- _Information shown_
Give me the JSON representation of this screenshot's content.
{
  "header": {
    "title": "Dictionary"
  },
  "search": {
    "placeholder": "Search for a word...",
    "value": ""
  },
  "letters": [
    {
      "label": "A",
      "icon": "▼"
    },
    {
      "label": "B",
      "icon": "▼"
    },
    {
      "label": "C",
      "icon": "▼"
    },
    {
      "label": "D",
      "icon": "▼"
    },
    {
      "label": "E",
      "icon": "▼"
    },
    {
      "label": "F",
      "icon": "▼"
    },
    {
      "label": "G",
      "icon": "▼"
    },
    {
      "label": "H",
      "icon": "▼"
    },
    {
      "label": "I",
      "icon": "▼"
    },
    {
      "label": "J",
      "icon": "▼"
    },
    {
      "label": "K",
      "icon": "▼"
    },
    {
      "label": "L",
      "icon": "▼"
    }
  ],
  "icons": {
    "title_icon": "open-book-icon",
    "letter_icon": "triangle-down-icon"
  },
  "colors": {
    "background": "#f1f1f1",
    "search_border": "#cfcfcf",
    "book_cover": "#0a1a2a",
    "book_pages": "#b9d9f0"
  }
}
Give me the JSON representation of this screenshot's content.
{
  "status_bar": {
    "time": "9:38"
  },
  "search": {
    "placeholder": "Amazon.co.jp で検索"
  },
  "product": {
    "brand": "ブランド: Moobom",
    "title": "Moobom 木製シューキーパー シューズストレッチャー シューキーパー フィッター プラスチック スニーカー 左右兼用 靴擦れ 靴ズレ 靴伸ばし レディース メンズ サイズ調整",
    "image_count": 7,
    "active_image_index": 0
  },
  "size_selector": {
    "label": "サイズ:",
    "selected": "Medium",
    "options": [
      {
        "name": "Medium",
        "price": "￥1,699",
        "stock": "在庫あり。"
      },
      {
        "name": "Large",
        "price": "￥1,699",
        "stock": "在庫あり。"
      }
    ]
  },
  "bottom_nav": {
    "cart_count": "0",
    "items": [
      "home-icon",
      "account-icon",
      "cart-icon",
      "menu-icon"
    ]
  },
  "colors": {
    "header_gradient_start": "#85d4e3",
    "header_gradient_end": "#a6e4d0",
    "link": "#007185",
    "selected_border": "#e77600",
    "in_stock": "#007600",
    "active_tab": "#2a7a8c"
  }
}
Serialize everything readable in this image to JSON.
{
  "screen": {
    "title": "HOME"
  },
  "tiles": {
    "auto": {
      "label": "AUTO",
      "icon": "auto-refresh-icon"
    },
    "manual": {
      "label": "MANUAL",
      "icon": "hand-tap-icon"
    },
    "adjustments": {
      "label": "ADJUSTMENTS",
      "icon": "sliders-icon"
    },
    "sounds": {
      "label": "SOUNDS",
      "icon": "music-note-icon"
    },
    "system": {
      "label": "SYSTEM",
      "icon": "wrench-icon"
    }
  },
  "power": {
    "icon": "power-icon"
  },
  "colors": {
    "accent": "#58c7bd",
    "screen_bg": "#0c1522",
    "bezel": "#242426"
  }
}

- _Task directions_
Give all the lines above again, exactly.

- _Solution to the exercise_
Give me the JSON representation of this screenshot's content.
{
  "header": {
    "title": "Dictionary"
  },
  "search": {
    "placeholder": "Search for a word...",
    "value": ""
  },
  "letters": [
    {
      "label": "A",
      "icon": "▼"
    },
    {
      "label": "B",
      "icon": "▼"
    },
    {
      "label": "C",
      "icon": "▼"
    },
    {
      "label": "D",
      "icon": "▼"
    },
    {
      "label": "E",
      "icon": "▼"
    },
    {
      "label": "F",
      "icon": "▼"
    },
    {
      "label": "G",
      "icon": "▼"
    },
    {
      "label": "H",
      "icon": "▼"
    },
    {
      "label": "I",
      "icon": "▼"
    },
    {
      "label": "J",
      "icon": "▼"
    },
    {
      "label": "K",
      "icon": "▼"
    },
    {
      "label": "L",
      "icon": "▼"
    }
  ],
  "icons": {
    "title_icon": "open-book-icon",
    "letter_icon": "triangle-down-icon"
  },
  "colors": {
    "background": "#f1f1f1",
    "search_border": "#cfcfcf",
    "book_cover": "#0a1a2a",
    "book_pages": "#b9d9f0"
  }
}
Give me the JSON representation of this screenshot's content.
{
  "status_bar": {
    "time": "9:38"
  },
  "search": {
    "placeholder": "Amazon.co.jp で検索"
  },
  "product": {
    "brand": "ブランド: Moobom",
    "title": "Moobom 木製シューキーパー シューズストレッチャー シューキーパー フィッター プラスチック スニーカー 左右兼用 靴擦れ 靴ズレ 靴伸ばし レディース メンズ サイズ調整",
    "image_count": 7,
    "active_image_index": 0
  },
  "size_selector": {
    "label": "サイズ:",
    "selected": "Medium",
    "options": [
      {
        "name": "Medium",
        "price": "￥1,699",
        "stock": "在庫あり。"
      },
      {
        "name": "Large",
        "price": "￥1,699",
        "stock": "在庫あり。"
      }
    ]
  },
  "bottom_nav": {
    "cart_count": "0",
    "items": [
      "home-icon",
      "account-icon",
      "cart-icon",
      "menu-icon"
    ]
  },
  "colors": {
    "header_gradient_start": "#85d4e3",
    "header_gradient_end": "#a6e4d0",
    "link": "#007185",
    "selected_border": "#e77600",
    "in_stock": "#007600",
    "active_tab": "#2a7a8c"
  }
}
Serialize everything readable in this image to JSON.
{
  "screen": {
    "title": "HOME"
  },
  "tiles": {
    "auto": {
      "label": "AUTO",
      "icon": "auto-refresh-icon"
    },
    "manual": {
      "label": "MANUAL",
      "icon": "hand-tap-icon"
    },
    "adjustments": {
      "label": "ADJUSTMENTS",
      "icon": "sliders-icon"
    },
    "sounds": {
      "label": "SOUNDS",
      "icon": "music-note-icon"
    },
    "system": {
      "label": "SYSTEM",
      "icon": "wrench-icon"
    }
  },
  "power": {
    "icon": "power-icon"
  },
  "colors": {
    "accent": "#58c7bd",
    "screen_bg": "#0c1522",
    "bezel": "#242426"
  }
}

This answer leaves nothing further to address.